People v. Curtis Basile
People v. Curtis Basile
Background Facts: An agent of the American Society for the Prevention of Cruelty to Animals went to the home of Curtis Basile to investigate potential mistreatment of a dog. The agent found the dog, apparently emaciated, tied to a lead in the backyard. Mr. Basile, the dog’s nineteen-year-old owner who had been out of work following an accident and was struggling to provide for himself and Danger, his dog, was charged with violating Agriculture and Markets Law § 353, which proscribes “depriv[ing] any animal of necessary sustenance, food or drink, or neglect[ing] or refus[ing] to furnish it such sustenance or drink, or caus[ing], procur[ing] or permit[ting] any animal to be overdriven, overloaded, tortured, cruelly beaten, or unjustifiably injured.”
At trial, the court refused to instruct that the jury must find that Mr. Basile knowingly committed any of these acts. In so charging, the court rendered the offense one of strict liability.
Issue: Among the issues raised on appeal was whether the jury could properly find a violation of this statute without determining that Mr. Basile possessed a culpable mental state. In other words, could he be strictly liable for a violation of § 353 notwithstanding that the Penal Law creates a strong presumption against strict liability?
Held:The Court chose not to reach the question of whether there can be strict liability for this offense, finding that the facts here showed that Mr. Basile violated the law “even assuming that defendant is correct” that the statute requires a showing of “knowledge.”

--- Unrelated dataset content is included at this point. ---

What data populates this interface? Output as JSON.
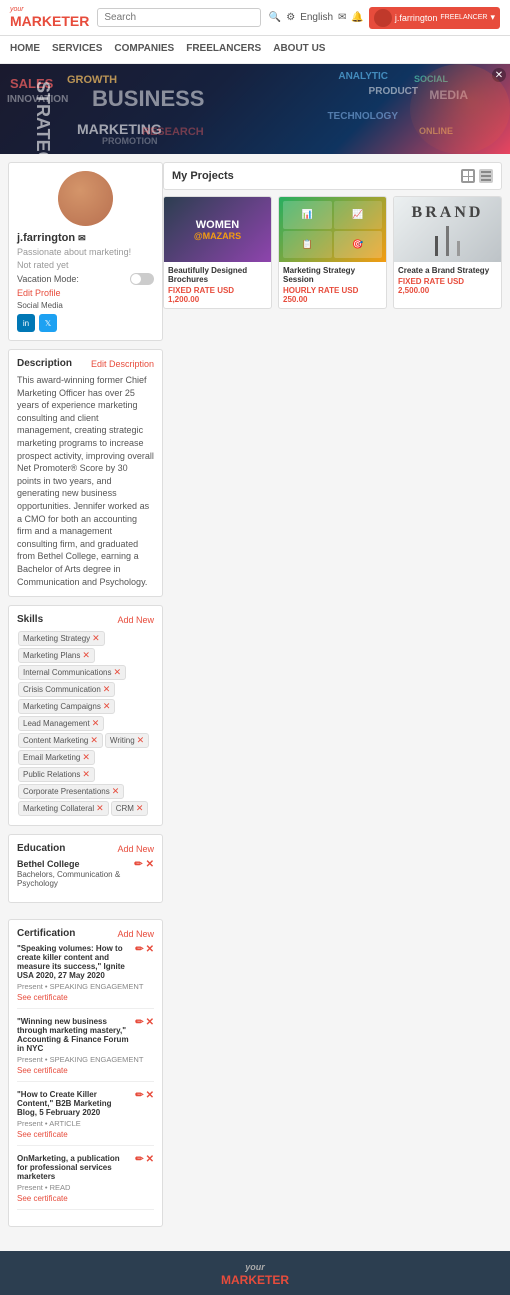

CAL Observes: The Court skirted the ultimate question of whether a defendant can be strictly liable where no mental state is specified in a criminal statute. Notably, Penal Law § 15.15(2) states, “[a] statute defining a crime, unless clearly indicating a legislative intent to impose strict liability, should be construed as defining a crime of mental culpability,” a mandate that “applies to offenses defined both in and outside this chapter.” Here, the jury was not instructed that it needed to find knowledge. Yet, the Court found that that oversight was immaterial, as Mr. Basile clearly could have been found guilty even were proof of knowledge required, as here the dog was in a “visibly compromised state of health.” In so holding, the Court essentially found facts for the jury, which had not been asked to decide this question.
The Court has similarly avoided the principal question in other recently litigated cases. For instance, in People v. Sandra Diaz, 24 N.Y.3d 1187 (2015), the Court declined to reach the issue of whether Penal Law § 260.20(1) (unlawfully dealing with a child) criminalized private possession of drugs in a parental bedroom outside the presence of children, instead finding that the facts presented to it made out the offense even under the defense theory about the statute’s meaning—that the possession must be open and commercially oriented.
This case is also notable for its de facto acceptance of the expansion of strict liability, notwithstanding Penal Law § 15.15’s clear presumption in favor of requiring a jury to find a culpable mental state. Though the Court demurred on this question, its decision to punt risks eroding the People’s burden of proving every element that the Legislature intended, which under Penal Law § 15.15 includes mens rea. It remains to be seen how the Court would handle a different—and perhaps ambiguous—set of facts.